## Entries from a dataset of interfaces
--- START ---
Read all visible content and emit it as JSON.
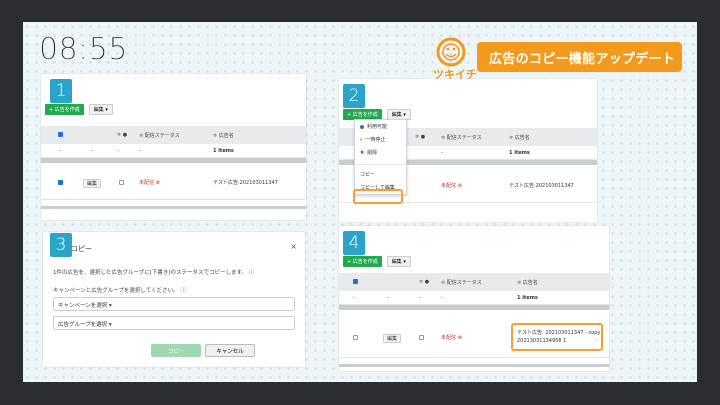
{
  "clock": "08:55",
  "banner": "広告のコピー機能アップデート",
  "logo": {
    "text": "ツキイチ",
    "color": "#f39a1c"
  },
  "badges": [
    "1",
    "2",
    "3",
    "4"
  ],
  "toolbar": {
    "create_label": "+ 広告を作成",
    "edit_label": "編集 ▾"
  },
  "table": {
    "headers": {
      "sort": "≑ ●",
      "status": "≑ 配信ステータス",
      "name": "≑ 広告名"
    },
    "summary": {
      "dash": "-",
      "count": "1 items"
    },
    "row": {
      "edit": "編集",
      "status": "未配信 ⊗",
      "name_before": "テスト広告:202103011347",
      "name_after_1": "テスト広告: 202103011347 - copy",
      "name_after_2": "20213031134958 1"
    }
  },
  "menu": [
    "利用可能",
    "一時停止",
    "削除",
    "コピー",
    "コピーして編集"
  ],
  "modal": {
    "title": "コピー",
    "close": "×",
    "line1": "1件の広告を、選択した広告グループに[下書き]のステータスでコピーします。 ⓘ",
    "line2": "キャンペーンと広告グループを選択してください。 ⓘ",
    "campaign_placeholder": "キャンペーンを選択 ▾",
    "adgroup_placeholder": "広告グループを選択 ▾",
    "copy_btn": "コピー",
    "cancel_btn": "キャンセル"
  },
  "colors": {
    "accent": "#f39a1c",
    "badge": "#2aa5c9",
    "green": "#22a94b",
    "highlight": "#f2a132"
  }
}
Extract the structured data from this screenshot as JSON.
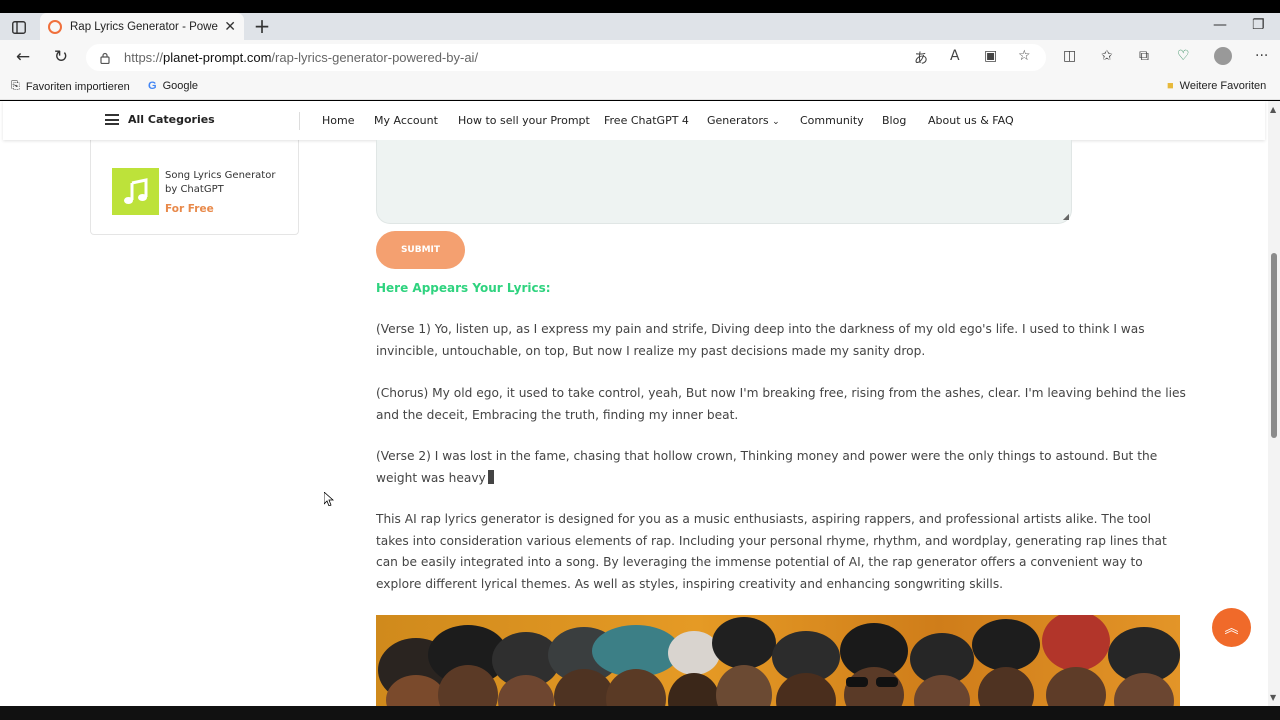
{
  "browser": {
    "tab_title": "Rap Lyrics Generator - Powered By AI",
    "url_scheme": "https://",
    "url_host": "planet-prompt.com",
    "url_path": "/rap-lyrics-generator-powered-by-ai/",
    "bookmarks": {
      "import": "Favoriten importieren",
      "google": "Google",
      "more": "Weitere Favoriten"
    }
  },
  "header": {
    "all_categories": "All Categories",
    "nav": [
      "Home",
      "My Account",
      "How to sell your Prompt",
      "Free ChatGPT 4",
      "Generators",
      "Community",
      "Blog",
      "About us & FAQ"
    ],
    "generators_caret": "⌄"
  },
  "sidebar": {
    "card_title": "Song Lyrics Generator by ChatGPT",
    "card_price": "For Free"
  },
  "main": {
    "submit_label": "SUBMIT",
    "lyrics_heading": "Here Appears Your Lyrics:",
    "verse1": "(Verse 1) Yo, listen up, as I express my pain and strife, Diving deep into the darkness of my old ego's life. I used to think I was invincible, untouchable, on top, But now I realize my past decisions made my sanity drop.",
    "chorus": "(Chorus) My old ego, it used to take control, yeah, But now I'm breaking free, rising from the ashes, clear. I'm leaving behind the lies and the deceit, Embracing the truth, finding my inner beat.",
    "verse2": "(Verse 2) I was lost in the fame, chasing that hollow crown, Thinking money and power were the only things to astound. But the weight was heavy",
    "description": "This AI rap lyrics generator is designed for you as a music enthusiasts, aspiring rappers, and professional artists alike. The tool takes into consideration various elements of rap. Including your personal rhyme, rhythm, and wordplay, generating rap lines that can be easily integrated into a song. By leveraging the immense potential of AI, the rap generator offers a convenient way to explore different lyrical themes. As well as styles, inspiring creativity and enhancing songwriting skills."
  },
  "colors": {
    "accent_orange": "#f06a2a",
    "submit_bg": "#f4a070",
    "heading_green": "#2fd37f",
    "song_thumb": "#bde23a"
  }
}
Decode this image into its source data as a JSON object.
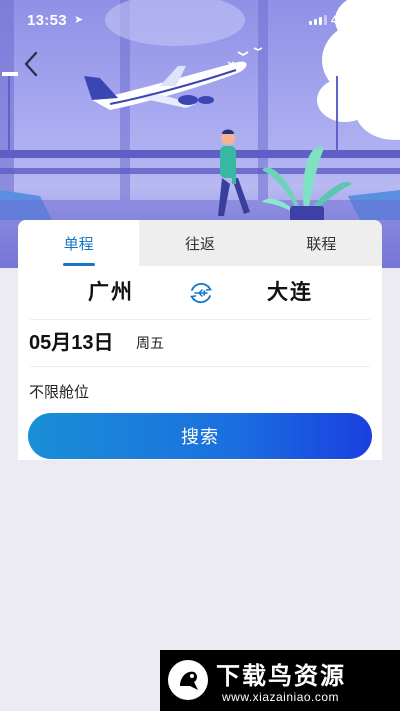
{
  "status_bar": {
    "time": "13:53",
    "network": "4G"
  },
  "tabs": [
    {
      "label": "单程",
      "active": true
    },
    {
      "label": "往返",
      "active": false
    },
    {
      "label": "联程",
      "active": false
    }
  ],
  "route": {
    "from_city": "广州",
    "to_city": "大连"
  },
  "date": {
    "value": "05月13日",
    "weekday": "周五"
  },
  "cabin": {
    "label": "不限舱位"
  },
  "search": {
    "button_label": "搜索"
  },
  "watermark": {
    "title": "下载鸟资源",
    "url": "www.xiazainiao.com"
  },
  "colors": {
    "accent": "#1677c8",
    "button_start": "#1a8fd6",
    "button_end": "#1a3fe0",
    "page_background": "#ecebf3"
  },
  "icons": {
    "back": "chevron-left-icon",
    "swap": "plane-swap-icon",
    "location": "location-arrow-icon",
    "signal": "signal-icon",
    "battery": "battery-icon"
  }
}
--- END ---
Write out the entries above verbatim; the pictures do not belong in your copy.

Read all visible content and emit it as JSON.
{
  "clock": "08:55",
  "banner": "広告のコピー機能アップデート",
  "logo": {
    "text": "ツキイチ",
    "color": "#f39a1c"
  },
  "badges": [
    "1",
    "2",
    "3",
    "4"
  ],
  "toolbar": {
    "create_label": "+ 広告を作成",
    "edit_label": "編集 ▾"
  },
  "table": {
    "headers": {
      "sort": "≑ ●",
      "status": "≑ 配信ステータス",
      "name": "≑ 広告名"
    },
    "summary": {
      "dash": "-",
      "count": "1 items"
    },
    "row": {
      "edit": "編集",
      "status": "未配信 ⊗",
      "name_before": "テスト広告:202103011347",
      "name_after_1": "テスト広告: 202103011347 - copy",
      "name_after_2": "20213031134958 1"
    }
  },
  "menu": [
    "利用可能",
    "一時停止",
    "削除",
    "コピー",
    "コピーして編集"
  ],
  "modal": {
    "title": "コピー",
    "close": "×",
    "line1": "1件の広告を、選択した広告グループに[下書き]のステータスでコピーします。 ⓘ",
    "line2": "キャンペーンと広告グループを選択してください。 ⓘ",
    "campaign_placeholder": "キャンペーンを選択 ▾",
    "adgroup_placeholder": "広告グループを選択 ▾",
    "copy_btn": "コピー",
    "cancel_btn": "キャンセル"
  },
  "colors": {
    "accent": "#f39a1c",
    "badge": "#2aa5c9",
    "green": "#22a94b",
    "highlight": "#f2a132"
  }
}
Extract the structured data from this screenshot as JSON.
{
  "browser": {
    "tab_title": "Rap Lyrics Generator - Powered By AI",
    "url_scheme": "https://",
    "url_host": "planet-prompt.com",
    "url_path": "/rap-lyrics-generator-powered-by-ai/",
    "bookmarks": {
      "import": "Favoriten importieren",
      "google": "Google",
      "more": "Weitere Favoriten"
    }
  },
  "header": {
    "all_categories": "All Categories",
    "nav": [
      "Home",
      "My Account",
      "How to sell your Prompt",
      "Free ChatGPT 4",
      "Generators",
      "Community",
      "Blog",
      "About us & FAQ"
    ],
    "generators_caret": "⌄"
  },
  "sidebar": {
    "card_title": "Song Lyrics Generator by ChatGPT",
    "card_price": "For Free"
  },
  "main": {
    "submit_label": "SUBMIT",
    "lyrics_heading": "Here Appears Your Lyrics:",
    "verse1": "(Verse 1) Yo, listen up, as I express my pain and strife, Diving deep into the darkness of my old ego's life. I used to think I was invincible, untouchable, on top, But now I realize my past decisions made my sanity drop.",
    "chorus": "(Chorus) My old ego, it used to take control, yeah, But now I'm breaking free, rising from the ashes, clear. I'm leaving behind the lies and the deceit, Embracing the truth, finding my inner beat.",
    "verse2": "(Verse 2) I was lost in the fame, chasing that hollow crown, Thinking money and power were the only things to astound. But the weight was heavy",
    "description": "This AI rap lyrics generator is designed for you as a music enthusiasts, aspiring rappers, and professional artists alike. The tool takes into consideration various elements of rap. Including your personal rhyme, rhythm, and wordplay, generating rap lines that can be easily integrated into a song. By leveraging the immense potential of AI, the rap generator offers a convenient way to explore different lyrical themes. As well as styles, inspiring creativity and enhancing songwriting skills."
  },
  "colors": {
    "accent_orange": "#f06a2a",
    "submit_bg": "#f4a070",
    "heading_green": "#2fd37f",
    "song_thumb": "#bde23a"
  }
}
Decode this image into its source data as a JSON object.
{
  "status_bar": {
    "time": "13:53",
    "network": "4G"
  },
  "tabs": [
    {
      "label": "单程",
      "active": true
    },
    {
      "label": "往返",
      "active": false
    },
    {
      "label": "联程",
      "active": false
    }
  ],
  "route": {
    "from_city": "广州",
    "to_city": "大连"
  },
  "date": {
    "value": "05月13日",
    "weekday": "周五"
  },
  "cabin": {
    "label": "不限舱位"
  },
  "search": {
    "button_label": "搜索"
  },
  "watermark": {
    "title": "下载鸟资源",
    "url": "www.xiazainiao.com"
  },
  "colors": {
    "accent": "#1677c8",
    "button_start": "#1a8fd6",
    "button_end": "#1a3fe0",
    "page_background": "#ecebf3"
  },
  "icons": {
    "back": "chevron-left-icon",
    "swap": "plane-swap-icon",
    "location": "location-arrow-icon",
    "signal": "signal-icon",
    "battery": "battery-icon"
  }
}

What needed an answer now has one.